__Study material__

---------------

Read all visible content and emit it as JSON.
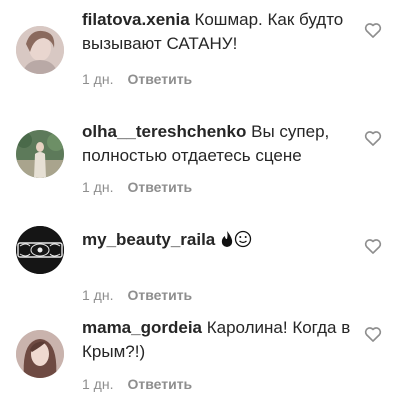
{
  "comments": [
    {
      "username": "filatova.xenia",
      "text": " Кошмар. Как будто вызывают САТАНУ!",
      "time": "1 дн.",
      "reply_label": "Ответить",
      "avatar_icon": "user-avatar-photo"
    },
    {
      "username": "olha__tereshchenko",
      "text": " Вы супер, полностью отдаетесь сцене",
      "time": "1 дн.",
      "reply_label": "Ответить",
      "avatar_icon": "user-avatar-photo"
    },
    {
      "username": "my_beauty_raila",
      "text": "",
      "emojis": [
        "fire-icon",
        "smiling-face-icon"
      ],
      "time": "1 дн.",
      "reply_label": "Ответить",
      "avatar_icon": "logo-avatar"
    },
    {
      "username": "mama_gordeia",
      "text": " Каролина! Когда в Крым?!)",
      "time": "1 дн.",
      "reply_label": "Ответить",
      "avatar_icon": "user-avatar-photo"
    }
  ],
  "colors": {
    "text": "#262626",
    "meta": "#8e8e8e",
    "heart_stroke": "#8e8e8e"
  }
}
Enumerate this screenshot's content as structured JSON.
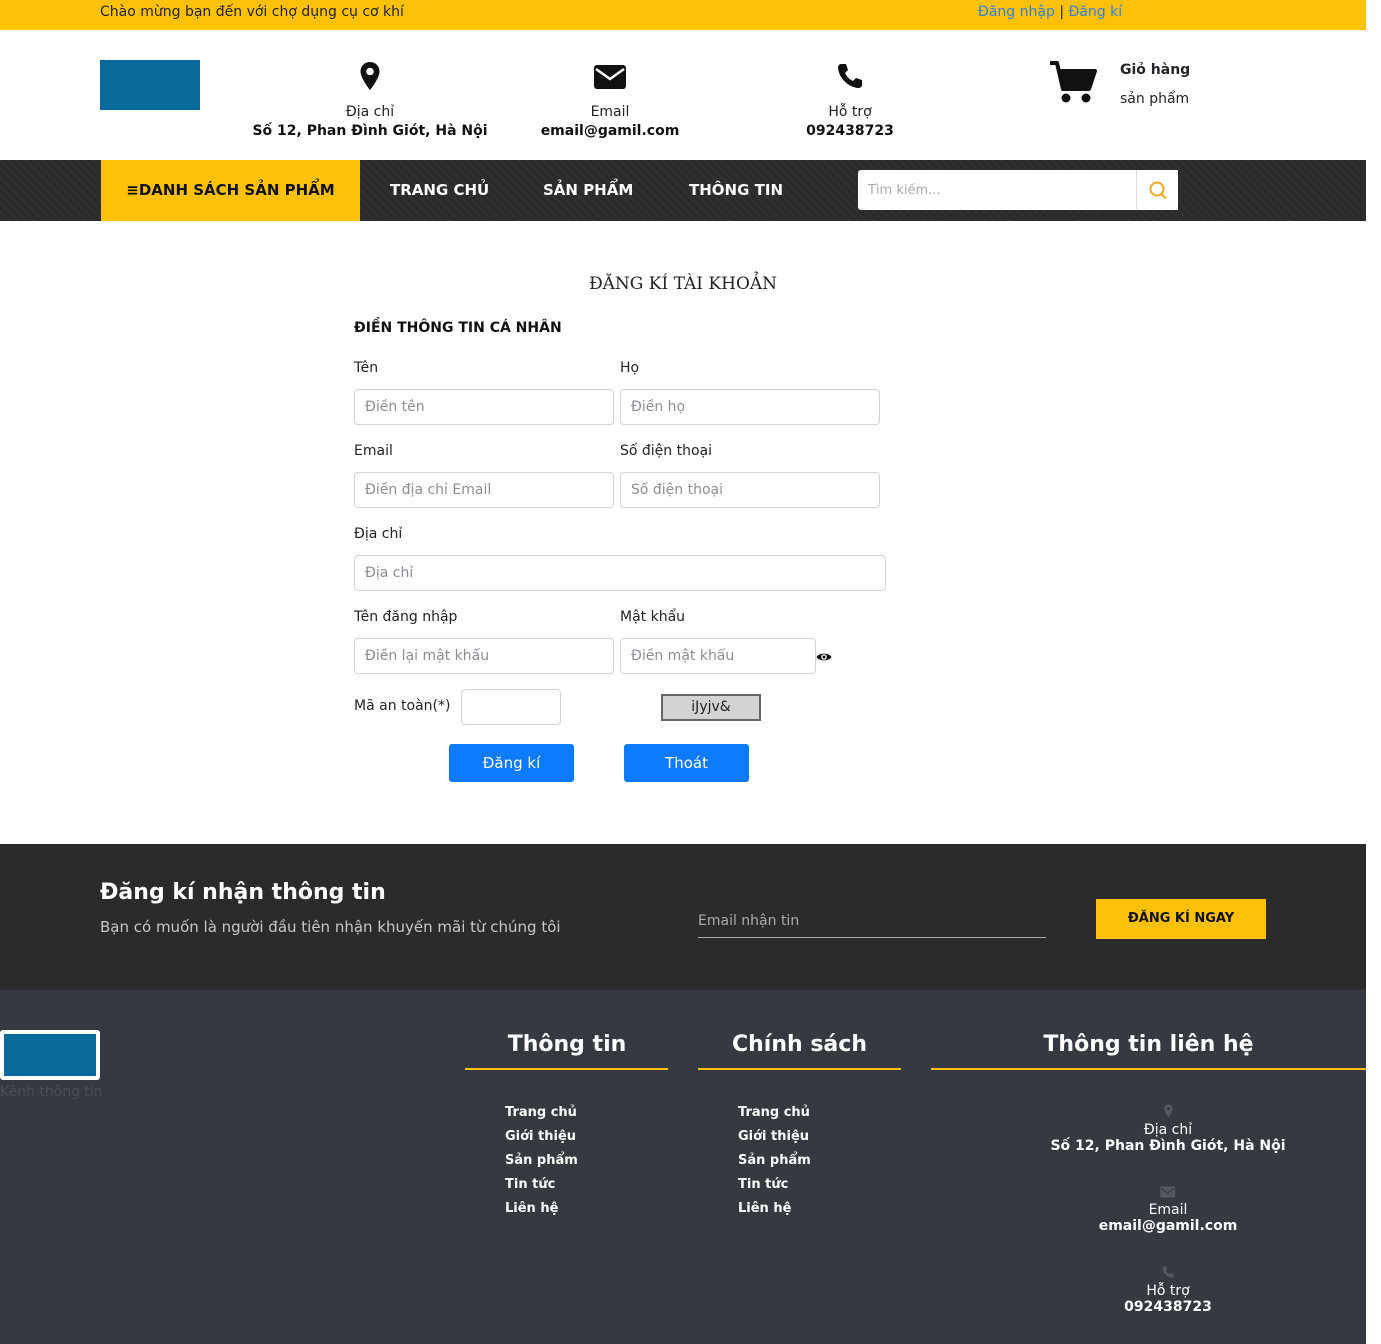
{
  "topbar": {
    "welcome": "Chào mừng bạn đến với chợ dụng cụ cơ khí",
    "login": "Đăng nhập",
    "separator": "|",
    "register": "Đăng kí"
  },
  "header": {
    "address_label": "Địa chỉ",
    "address_value": "Số 12, Phan Đình Giót, Hà Nội",
    "email_label": "Email",
    "email_value": "email@gamil.com",
    "support_label": "Hỗ trợ",
    "support_value": "092438723",
    "cart_label": "Giỏ hàng",
    "cart_sub": "sản phẩm"
  },
  "nav": {
    "categories": "≡DANH SÁCH SẢN PHẨM",
    "home": "TRANG CHỦ",
    "products": "SẢN PHẨM",
    "info": "THÔNG TIN",
    "search_placeholder": "Tìm kiếm..."
  },
  "form": {
    "title": "ĐĂNG KÍ TÀI KHOẢN",
    "section": "ĐIỀN THÔNG TIN CÁ NHÂN",
    "first_name_label": "Tên",
    "first_name_placeholder": "Điền tên",
    "last_name_label": "Họ",
    "last_name_placeholder": "Điền họ",
    "email_label": "Email",
    "email_placeholder": "Điền địa chỉ Email",
    "phone_label": "Số điện thoại",
    "phone_placeholder": "Số điện thoại",
    "address_label": "Địa chỉ",
    "address_placeholder": "Địa chỉ",
    "username_label": "Tên đăng nhập",
    "username_placeholder": "Điền lại mật khẩu",
    "password_label": "Mật khẩu",
    "password_placeholder": "Điền mật khẩu",
    "captcha_label": "Mã an toàn(*)",
    "captcha_code": "iJyjv&",
    "submit": "Đăng kí",
    "exit": "Thoát"
  },
  "newsletter": {
    "heading": "Đăng kí nhận thông tin",
    "subtitle": "Bạn có muốn là người đầu tiên nhận khuyến mãi từ chúng tôi",
    "email_placeholder": "Email nhận tin",
    "button": "ĐĂNG KÍ NGAY"
  },
  "footer": {
    "channel": "Kênh thông tin",
    "col1_title": "Thông tin",
    "col1_links": [
      "Trang chủ",
      "Giới thiệu",
      "Sản phẩm",
      "Tin tức",
      "Liên hệ"
    ],
    "col2_title": "Chính sách",
    "col2_links": [
      "Trang chủ",
      "Giới thiệu",
      "Sản phẩm",
      "Tin tức",
      "Liên hệ"
    ],
    "col3_title": "Thông tin liên hệ",
    "address_label": "Địa chỉ",
    "address_value": "Số 12, Phan Đình Giót, Hà Nội",
    "email_label": "Email",
    "email_value": "email@gamil.com",
    "support_label": "Hỗ trợ",
    "support_value": "092438723"
  },
  "colors": {
    "accent": "#ffc107",
    "logo": "#08699b",
    "button": "#0d7bff",
    "dark": "#2b2b2b",
    "footer": "#343a40"
  }
}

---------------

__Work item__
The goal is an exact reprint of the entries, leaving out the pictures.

__Exercise response__
Read all visible content and emit it as JSON.
{
  "comments": [
    {
      "username": "filatova.xenia",
      "text": " Кошмар. Как будто вызывают САТАНУ!",
      "time": "1 дн.",
      "reply_label": "Ответить",
      "avatar_icon": "user-avatar-photo"
    },
    {
      "username": "olha__tereshchenko",
      "text": " Вы супер, полностью отдаетесь сцене",
      "time": "1 дн.",
      "reply_label": "Ответить",
      "avatar_icon": "user-avatar-photo"
    },
    {
      "username": "my_beauty_raila",
      "text": "",
      "emojis": [
        "fire-icon",
        "smiling-face-icon"
      ],
      "time": "1 дн.",
      "reply_label": "Ответить",
      "avatar_icon": "logo-avatar"
    },
    {
      "username": "mama_gordeia",
      "text": " Каролина! Когда в Крым?!)",
      "time": "1 дн.",
      "reply_label": "Ответить",
      "avatar_icon": "user-avatar-photo"
    }
  ],
  "colors": {
    "text": "#262626",
    "meta": "#8e8e8e",
    "heart_stroke": "#8e8e8e"
  }
}
Enumerate this screenshot's content as structured JSON.
{
  "topbar": {
    "welcome": "Chào mừng bạn đến với chợ dụng cụ cơ khí",
    "login": "Đăng nhập",
    "separator": "|",
    "register": "Đăng kí"
  },
  "header": {
    "address_label": "Địa chỉ",
    "address_value": "Số 12, Phan Đình Giót, Hà Nội",
    "email_label": "Email",
    "email_value": "email@gamil.com",
    "support_label": "Hỗ trợ",
    "support_value": "092438723",
    "cart_label": "Giỏ hàng",
    "cart_sub": "sản phẩm"
  },
  "nav": {
    "categories": "≡DANH SÁCH SẢN PHẨM",
    "home": "TRANG CHỦ",
    "products": "SẢN PHẨM",
    "info": "THÔNG TIN",
    "search_placeholder": "Tìm kiếm..."
  },
  "form": {
    "title": "ĐĂNG KÍ TÀI KHOẢN",
    "section": "ĐIỀN THÔNG TIN CÁ NHÂN",
    "first_name_label": "Tên",
    "first_name_placeholder": "Điền tên",
    "last_name_label": "Họ",
    "last_name_placeholder": "Điền họ",
    "email_label": "Email",
    "email_placeholder": "Điền địa chỉ Email",
    "phone_label": "Số điện thoại",
    "phone_placeholder": "Số điện thoại",
    "address_label": "Địa chỉ",
    "address_placeholder": "Địa chỉ",
    "username_label": "Tên đăng nhập",
    "username_placeholder": "Điền lại mật khẩu",
    "password_label": "Mật khẩu",
    "password_placeholder": "Điền mật khẩu",
    "captcha_label": "Mã an toàn(*)",
    "captcha_code": "iJyjv&",
    "submit": "Đăng kí",
    "exit": "Thoát"
  },
  "newsletter": {
    "heading": "Đăng kí nhận thông tin",
    "subtitle": "Bạn có muốn là người đầu tiên nhận khuyến mãi từ chúng tôi",
    "email_placeholder": "Email nhận tin",
    "button": "ĐĂNG KÍ NGAY"
  },
  "footer": {
    "channel": "Kênh thông tin",
    "col1_title": "Thông tin",
    "col1_links": [
      "Trang chủ",
      "Giới thiệu",
      "Sản phẩm",
      "Tin tức",
      "Liên hệ"
    ],
    "col2_title": "Chính sách",
    "col2_links": [
      "Trang chủ",
      "Giới thiệu",
      "Sản phẩm",
      "Tin tức",
      "Liên hệ"
    ],
    "col3_title": "Thông tin liên hệ",
    "address_label": "Địa chỉ",
    "address_value": "Số 12, Phan Đình Giót, Hà Nội",
    "email_label": "Email",
    "email_value": "email@gamil.com",
    "support_label": "Hỗ trợ",
    "support_value": "092438723"
  },
  "colors": {
    "accent": "#ffc107",
    "logo": "#08699b",
    "button": "#0d7bff",
    "dark": "#2b2b2b",
    "footer": "#343a40"
  }
}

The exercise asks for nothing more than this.